Start of DATASET RECORDS

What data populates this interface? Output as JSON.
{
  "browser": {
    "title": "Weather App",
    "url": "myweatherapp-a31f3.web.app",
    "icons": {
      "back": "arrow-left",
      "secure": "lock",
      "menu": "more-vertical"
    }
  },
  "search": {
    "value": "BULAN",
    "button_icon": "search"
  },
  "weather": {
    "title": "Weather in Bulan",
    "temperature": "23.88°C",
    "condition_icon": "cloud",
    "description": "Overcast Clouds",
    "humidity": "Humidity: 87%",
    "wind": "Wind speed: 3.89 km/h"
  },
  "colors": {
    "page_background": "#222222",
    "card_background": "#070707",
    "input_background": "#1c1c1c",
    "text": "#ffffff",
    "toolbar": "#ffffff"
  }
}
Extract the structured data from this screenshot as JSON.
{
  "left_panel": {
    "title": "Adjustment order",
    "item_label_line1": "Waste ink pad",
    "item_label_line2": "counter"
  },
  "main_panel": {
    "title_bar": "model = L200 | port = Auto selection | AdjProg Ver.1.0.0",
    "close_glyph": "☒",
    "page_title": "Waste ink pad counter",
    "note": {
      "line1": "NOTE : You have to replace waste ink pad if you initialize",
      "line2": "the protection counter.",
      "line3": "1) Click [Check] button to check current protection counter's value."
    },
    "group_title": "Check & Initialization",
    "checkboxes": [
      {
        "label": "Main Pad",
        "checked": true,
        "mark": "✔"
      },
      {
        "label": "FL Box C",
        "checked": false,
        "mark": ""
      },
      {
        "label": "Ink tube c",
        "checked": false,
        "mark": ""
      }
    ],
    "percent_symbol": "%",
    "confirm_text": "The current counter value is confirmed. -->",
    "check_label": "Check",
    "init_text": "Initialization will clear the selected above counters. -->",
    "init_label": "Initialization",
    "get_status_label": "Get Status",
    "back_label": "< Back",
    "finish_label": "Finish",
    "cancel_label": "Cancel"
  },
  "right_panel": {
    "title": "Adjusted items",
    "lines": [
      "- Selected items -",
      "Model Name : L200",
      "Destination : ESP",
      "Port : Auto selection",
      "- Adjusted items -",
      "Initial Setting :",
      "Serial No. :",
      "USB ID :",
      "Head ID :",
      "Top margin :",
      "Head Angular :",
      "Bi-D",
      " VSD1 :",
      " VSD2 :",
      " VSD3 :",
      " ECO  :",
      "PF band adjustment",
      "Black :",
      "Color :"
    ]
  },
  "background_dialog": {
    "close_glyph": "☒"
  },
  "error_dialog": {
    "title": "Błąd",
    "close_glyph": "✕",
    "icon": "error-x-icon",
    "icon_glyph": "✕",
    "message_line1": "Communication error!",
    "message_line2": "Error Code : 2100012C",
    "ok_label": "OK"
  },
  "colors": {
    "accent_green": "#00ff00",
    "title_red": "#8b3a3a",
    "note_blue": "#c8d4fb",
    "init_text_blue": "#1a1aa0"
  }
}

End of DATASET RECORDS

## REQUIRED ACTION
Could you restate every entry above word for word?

## YOUR RESPONSE
What data populates this interface? Output as JSON.
{
  "browser": {
    "title": "Weather App",
    "url": "myweatherapp-a31f3.web.app",
    "icons": {
      "back": "arrow-left",
      "secure": "lock",
      "menu": "more-vertical"
    }
  },
  "search": {
    "value": "BULAN",
    "button_icon": "search"
  },
  "weather": {
    "title": "Weather in Bulan",
    "temperature": "23.88°C",
    "condition_icon": "cloud",
    "description": "Overcast Clouds",
    "humidity": "Humidity: 87%",
    "wind": "Wind speed: 3.89 km/h"
  },
  "colors": {
    "page_background": "#222222",
    "card_background": "#070707",
    "input_background": "#1c1c1c",
    "text": "#ffffff",
    "toolbar": "#ffffff"
  }
}
Extract the structured data from this screenshot as JSON.
{
  "left_panel": {
    "title": "Adjustment order",
    "item_label_line1": "Waste ink pad",
    "item_label_line2": "counter"
  },
  "main_panel": {
    "title_bar": "model = L200 | port = Auto selection | AdjProg Ver.1.0.0",
    "close_glyph": "☒",
    "page_title": "Waste ink pad counter",
    "note": {
      "line1": "NOTE : You have to replace waste ink pad if you initialize",
      "line2": "the protection counter.",
      "line3": "1) Click [Check] button to check current protection counter's value."
    },
    "group_title": "Check & Initialization",
    "checkboxes": [
      {
        "label": "Main Pad",
        "checked": true,
        "mark": "✔"
      },
      {
        "label": "FL Box C",
        "checked": false,
        "mark": ""
      },
      {
        "label": "Ink tube c",
        "checked": false,
        "mark": ""
      }
    ],
    "percent_symbol": "%",
    "confirm_text": "The current counter value is confirmed. -->",
    "check_label": "Check",
    "init_text": "Initialization will clear the selected above counters. -->",
    "init_label": "Initialization",
    "get_status_label": "Get Status",
    "back_label": "< Back",
    "finish_label": "Finish",
    "cancel_label": "Cancel"
  },
  "right_panel": {
    "title": "Adjusted items",
    "lines": [
      "- Selected items -",
      "Model Name : L200",
      "Destination : ESP",
      "Port : Auto selection",
      "- Adjusted items -",
      "Initial Setting :",
      "Serial No. :",
      "USB ID :",
      "Head ID :",
      "Top margin :",
      "Head Angular :",
      "Bi-D",
      " VSD1 :",
      " VSD2 :",
      " VSD3 :",
      " ECO  :",
      "PF band adjustment",
      "Black :",
      "Color :"
    ]
  },
  "background_dialog": {
    "close_glyph": "☒"
  },
  "error_dialog": {
    "title": "Błąd",
    "close_glyph": "✕",
    "icon": "error-x-icon",
    "icon_glyph": "✕",
    "message_line1": "Communication error!",
    "message_line2": "Error Code : 2100012C",
    "ok_label": "OK"
  },
  "colors": {
    "accent_green": "#00ff00",
    "title_red": "#8b3a3a",
    "note_blue": "#c8d4fb",
    "init_text_blue": "#1a1aa0"
  }
}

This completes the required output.